Here's one definition of a system:
A set of related component parts brought together to form an inter-connected unified whole to perform some function.Hmm - so it's a bunch of stuff that comes together to do a job of some kind. The "stuff" can be people, ideas, computers, buildings or anything else - anything can be a component of the system.
So, here's an example of a computerised booking system for a health centre.
You can see the components within the system (the ovals), the boundary of the system (the line) and the idea of a subsystem.
One of the key ideas about systems is that they're connected. The components need to be linked together to perform the function of the network.
So, in the health centre booking example, the patient needs to be connected to the receptionist (via a telephone perhaps) who needs to be able to connect to a computer (via it's interface to access specific software I imagine).

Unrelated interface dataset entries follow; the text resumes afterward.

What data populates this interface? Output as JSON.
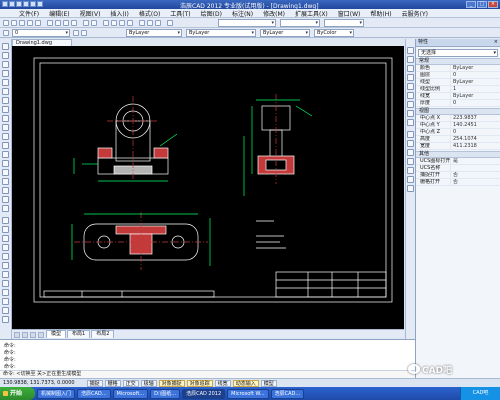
{
  "window": {
    "title": "浩辰CAD 2012 专业版(试用版) - [Drawing1.dwg]"
  },
  "menu": [
    "文件(F)",
    "编辑(E)",
    "视图(V)",
    "插入(I)",
    "格式(O)",
    "工具(T)",
    "绘图(D)",
    "标注(N)",
    "修改(M)",
    "扩展工具(X)",
    "窗口(W)",
    "帮助(H)",
    "云服务(Y)"
  ],
  "toolbar2": {
    "layer_combo": "0",
    "color_combo": "ByLayer",
    "linetype_combo": "ByLayer",
    "lineweight_combo": "ByLayer",
    "plot_combo": "ByColor"
  },
  "doc_tab": "Drawing1.dwg",
  "layout_tabs": [
    "模型",
    "布局1",
    "布局2"
  ],
  "command_lines": [
    "命令:",
    "命令:",
    "命令:",
    "命令:"
  ],
  "command_prompt": "命令: <切换至 关>正在重生成模型",
  "status": {
    "coords": "130.9838, 131.7373, 0.0000",
    "buttons": [
      {
        "label": "捕捉",
        "on": false
      },
      {
        "label": "栅格",
        "on": false
      },
      {
        "label": "正交",
        "on": false
      },
      {
        "label": "极轴",
        "on": false
      },
      {
        "label": "对象捕捉",
        "on": true
      },
      {
        "label": "对象追踪",
        "on": true
      },
      {
        "label": "线宽",
        "on": false
      },
      {
        "label": "动态输入",
        "on": true
      },
      {
        "label": "模型",
        "on": false
      }
    ]
  },
  "properties": {
    "header": "特性",
    "selection": "无选择",
    "groups": [
      {
        "title": "常规",
        "rows": [
          {
            "k": "颜色",
            "v": "ByLayer"
          },
          {
            "k": "图层",
            "v": "0"
          },
          {
            "k": "线型",
            "v": "ByLayer"
          },
          {
            "k": "线型比例",
            "v": "1"
          },
          {
            "k": "线宽",
            "v": "ByLayer"
          },
          {
            "k": "厚度",
            "v": "0"
          }
        ]
      },
      {
        "title": "视图",
        "rows": [
          {
            "k": "中心点 X",
            "v": "223.9837"
          },
          {
            "k": "中心点 Y",
            "v": "140.2451"
          },
          {
            "k": "中心点 Z",
            "v": "0"
          },
          {
            "k": "高度",
            "v": "254.1074"
          },
          {
            "k": "宽度",
            "v": "411.2318"
          }
        ]
      },
      {
        "title": "其他",
        "rows": [
          {
            "k": "UCS图标打开",
            "v": "是"
          },
          {
            "k": "UCS名称",
            "v": ""
          },
          {
            "k": "捕捉打开",
            "v": "否"
          },
          {
            "k": "栅格打开",
            "v": "否"
          }
        ]
      }
    ]
  },
  "taskbar": {
    "start": "开始",
    "tasks": [
      "机械制图入门",
      "浩辰CAD...",
      "Microsoft...",
      "D:\\图纸...",
      "浩辰CAD 2012",
      "Microsoft W...",
      "浩辰CAD..."
    ],
    "tray": "CAD吧"
  },
  "watermark": "CAD吧"
}
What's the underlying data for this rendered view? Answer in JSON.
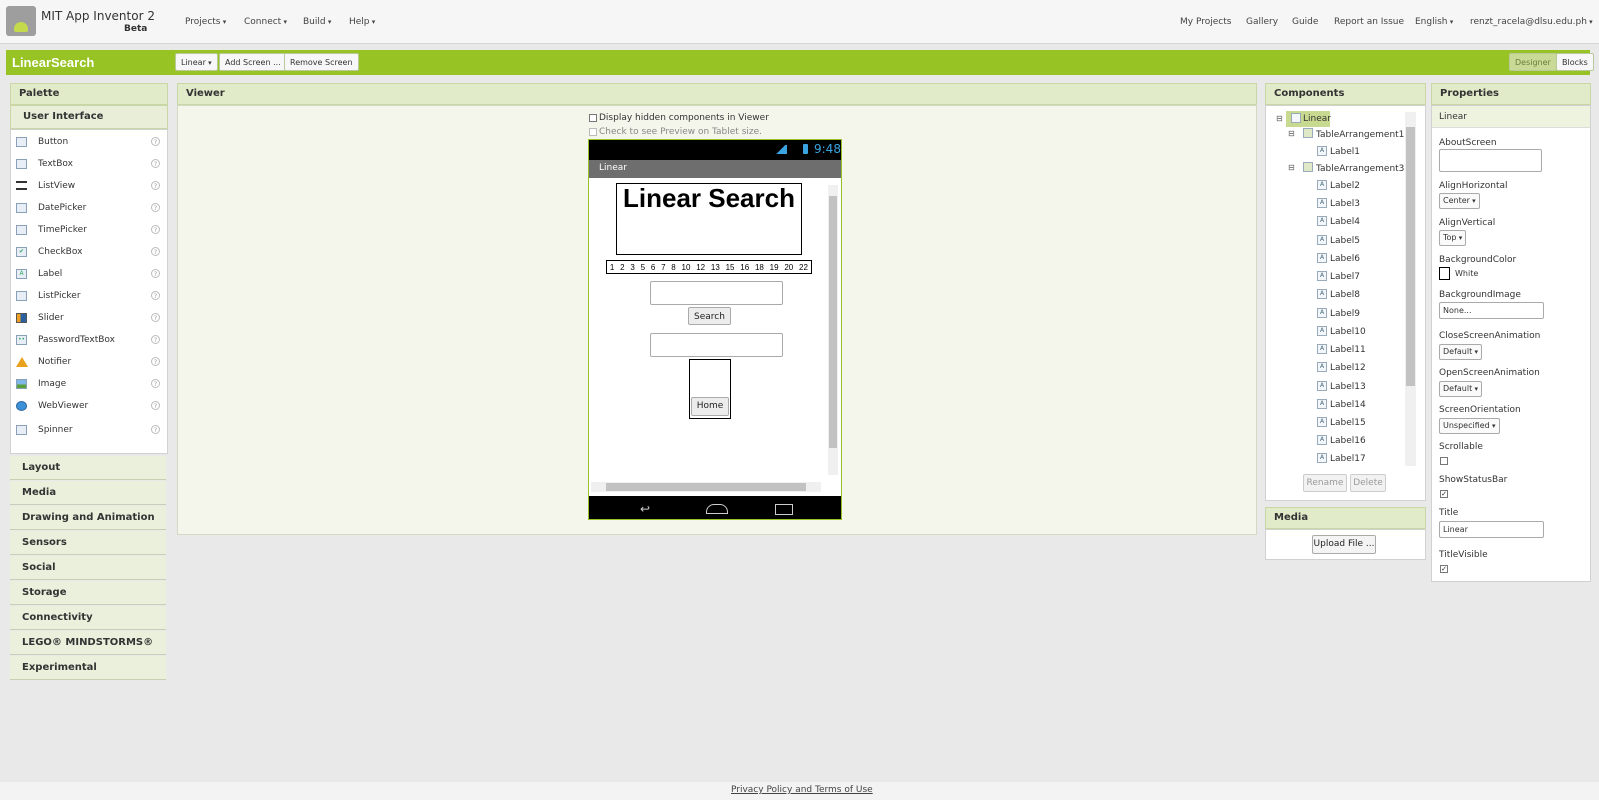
{
  "header": {
    "app_title": "MIT App Inventor 2",
    "beta": "Beta",
    "menus": [
      "Projects",
      "Connect",
      "Build",
      "Help"
    ],
    "right_links": [
      "My Projects",
      "Gallery",
      "Guide",
      "Report an Issue"
    ],
    "language": "English",
    "user": "renzt_racela@dlsu.edu.ph"
  },
  "toolbar": {
    "project_name": "LinearSearch",
    "screen_select": "Linear",
    "add_screen": "Add Screen ...",
    "remove_screen": "Remove Screen",
    "designer": "Designer",
    "blocks": "Blocks"
  },
  "palette": {
    "title": "Palette",
    "section": "User Interface",
    "items": [
      "Button",
      "TextBox",
      "ListView",
      "DatePicker",
      "TimePicker",
      "CheckBox",
      "Label",
      "ListPicker",
      "Slider",
      "PasswordTextBox",
      "Notifier",
      "Image",
      "WebViewer",
      "Spinner"
    ],
    "categories": [
      "Layout",
      "Media",
      "Drawing and Animation",
      "Sensors",
      "Social",
      "Storage",
      "Connectivity",
      "LEGO® MINDSTORMS®",
      "Experimental"
    ]
  },
  "viewer": {
    "title": "Viewer",
    "hidden_components": "Display hidden components in Viewer",
    "tablet_preview": "Check to see Preview on Tablet size.",
    "phone": {
      "time": "9:48",
      "screen_title": "Linear",
      "heading": "Linear Search",
      "numbers": [
        "1",
        "2",
        "3",
        "5",
        "6",
        "7",
        "8",
        "10",
        "12",
        "13",
        "15",
        "16",
        "18",
        "19",
        "20",
        "22"
      ],
      "search_button": "Search",
      "home_button": "Home"
    }
  },
  "components": {
    "title": "Components",
    "root": "Linear",
    "table1": "TableArrangement1",
    "label1": "Label1",
    "table3": "TableArrangement3",
    "labels": [
      "Label2",
      "Label3",
      "Label4",
      "Label5",
      "Label6",
      "Label7",
      "Label8",
      "Label9",
      "Label10",
      "Label11",
      "Label12",
      "Label13",
      "Label14",
      "Label15",
      "Label16",
      "Label17"
    ],
    "rename": "Rename",
    "delete": "Delete"
  },
  "media": {
    "title": "Media",
    "upload": "Upload File ..."
  },
  "properties": {
    "title": "Properties",
    "component": "Linear",
    "about_screen": "AboutScreen",
    "align_horizontal": "AlignHorizontal",
    "align_horizontal_value": "Center",
    "align_vertical": "AlignVertical",
    "align_vertical_value": "Top",
    "background_color": "BackgroundColor",
    "background_color_value": "White",
    "background_image": "BackgroundImage",
    "background_image_value": "None...",
    "close_animation": "CloseScreenAnimation",
    "close_animation_value": "Default",
    "open_animation": "OpenScreenAnimation",
    "open_animation_value": "Default",
    "orientation": "ScreenOrientation",
    "orientation_value": "Unspecified",
    "scrollable": "Scrollable",
    "scrollable_checked": false,
    "show_status_bar": "ShowStatusBar",
    "show_status_bar_checked": true,
    "title_label": "Title",
    "title_value": "Linear",
    "title_visible": "TitleVisible",
    "title_visible_checked": true
  },
  "footer": {
    "privacy": "Privacy Policy and Terms of Use"
  },
  "colors": {
    "accent_green": "#97c424",
    "panel_header": "#e1ebc9"
  }
}
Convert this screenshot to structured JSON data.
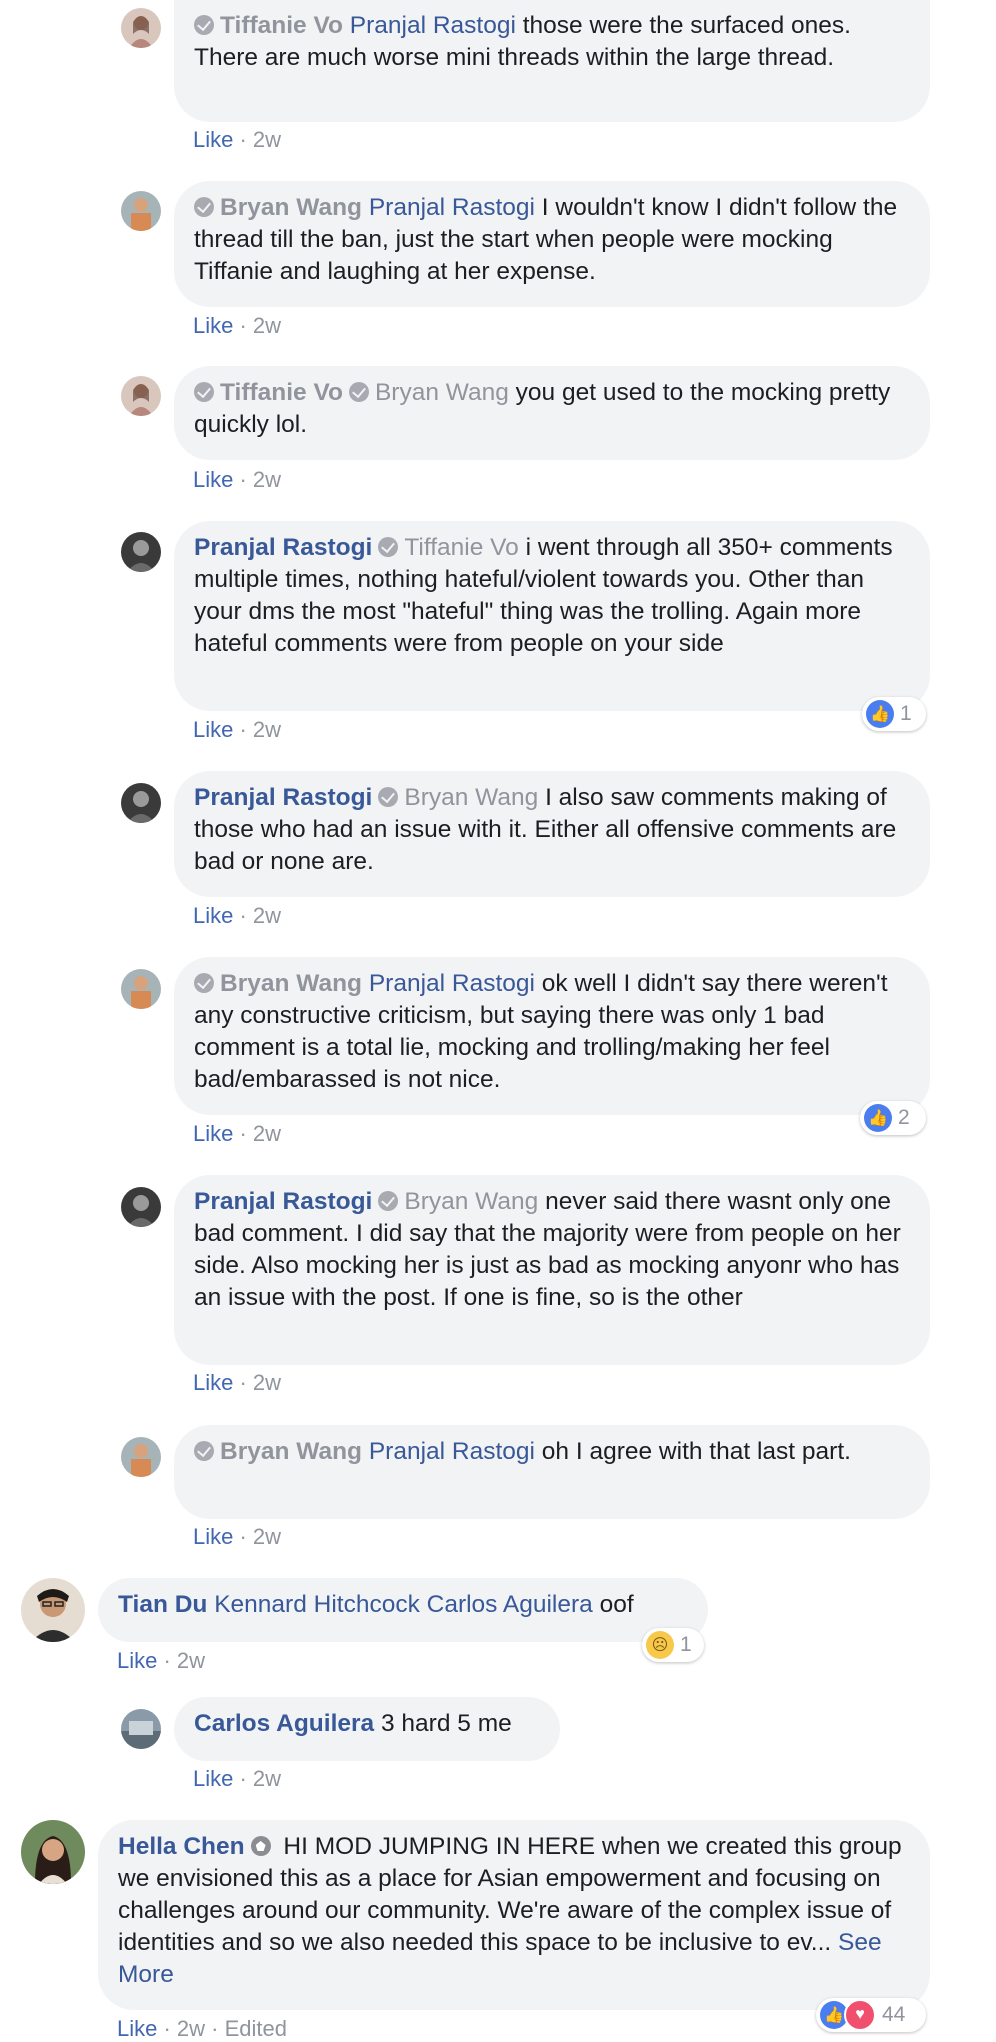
{
  "comments": [
    {
      "author": "Tiffanie Vo",
      "mention": "Pranjal Rastogi",
      "text": " those were the surfaced ones. There are much worse mini threads within the large thread.",
      "like": "Like",
      "time": "2w"
    },
    {
      "author": "Bryan Wang",
      "mention": "Pranjal Rastogi",
      "text": " I wouldn't know I didn't follow the thread till the ban, just the start when people were mocking Tiffanie and laughing at her expense.",
      "like": "Like",
      "time": "2w"
    },
    {
      "author": "Tiffanie Vo",
      "mention": "Bryan Wang",
      "text": " you get used to the mocking pretty quickly lol.",
      "like": "Like",
      "time": "2w"
    },
    {
      "author": "Pranjal Rastogi",
      "mention": "Tiffanie Vo",
      "text": " i went through all 350+ comments multiple times, nothing hateful/violent towards you. Other than your dms the most \"hateful\" thing was the trolling. Again more hateful comments were from people on your side",
      "like": "Like",
      "time": "2w",
      "reaction_count": "1"
    },
    {
      "author": "Pranjal Rastogi",
      "mention": "Bryan Wang",
      "text": " I also saw comments making of those who had an issue with it. Either all offensive comments are bad or none are.",
      "like": "Like",
      "time": "2w"
    },
    {
      "author": "Bryan Wang",
      "mention": "Pranjal Rastogi",
      "text": " ok well I didn't say there weren't any constructive criticism, but saying there was only 1 bad comment is a total lie, mocking and trolling/making her feel bad/embarassed is not nice.",
      "like": "Like",
      "time": "2w",
      "reaction_count": "2"
    },
    {
      "author": "Pranjal Rastogi",
      "mention": "Bryan Wang",
      "text": " never said there wasnt only one bad comment. I did say that the majority were from people on her side. Also mocking her is just as bad as mocking anyonr who has an issue with the post. If one is fine, so is the other",
      "like": "Like",
      "time": "2w"
    },
    {
      "author": "Bryan Wang",
      "mention": "Pranjal Rastogi",
      "text": " oh I agree with that last part.",
      "like": "Like",
      "time": "2w"
    },
    {
      "author": "Tian Du",
      "mention": "Kennard Hitchcock Carlos Aguilera",
      "text": " oof",
      "like": "Like",
      "time": "2w",
      "reaction_count": "1"
    },
    {
      "author": "Carlos Aguilera",
      "text": " 3 hard 5 me",
      "like": "Like",
      "time": "2w"
    },
    {
      "author": "Hella Chen",
      "text": " HI MOD JUMPING IN HERE when we created this group we envisioned this as a place for Asian empowerment and focusing on challenges around our community. We're aware of the complex issue of identities and so we also needed this space to be inclusive to ev... ",
      "see_more": "See More",
      "like": "Like",
      "time": "2w",
      "edited": "Edited",
      "reaction_count": "44"
    }
  ],
  "colors": {
    "link": "#385898",
    "meta": "#90949c",
    "bubble": "#f2f3f5",
    "like_blue": "#4267b2"
  }
}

Without connectedness systems aren't systems.
ICT systems basically do 3 things in some form:
- convey data - move it from one place to another
- manipulate data - change it from one form to another
- store data - so that it can be used at some other point
Another way of drawing this is as a flow diagram:
In this diagram User 1 keys the SMS message into their handset. The handset stores the message and manipulates it into a form which can be sent electronically (i.e. into binary code). The handset then connects to the SMS network and conveys the message to the message server where it is stored. The server then conveys the message to the receiving unit (perhaps via other parts of it's network) which stores and manipulates the data before alerting the user that they have a new text message.
The information will also be manipulated (and then stored) to work out how much to charge the users of the system - and data held on the server will be updated to reflect all of this.
There's the ICT system: components working together to convey, manipulate and store data to achieve an aim.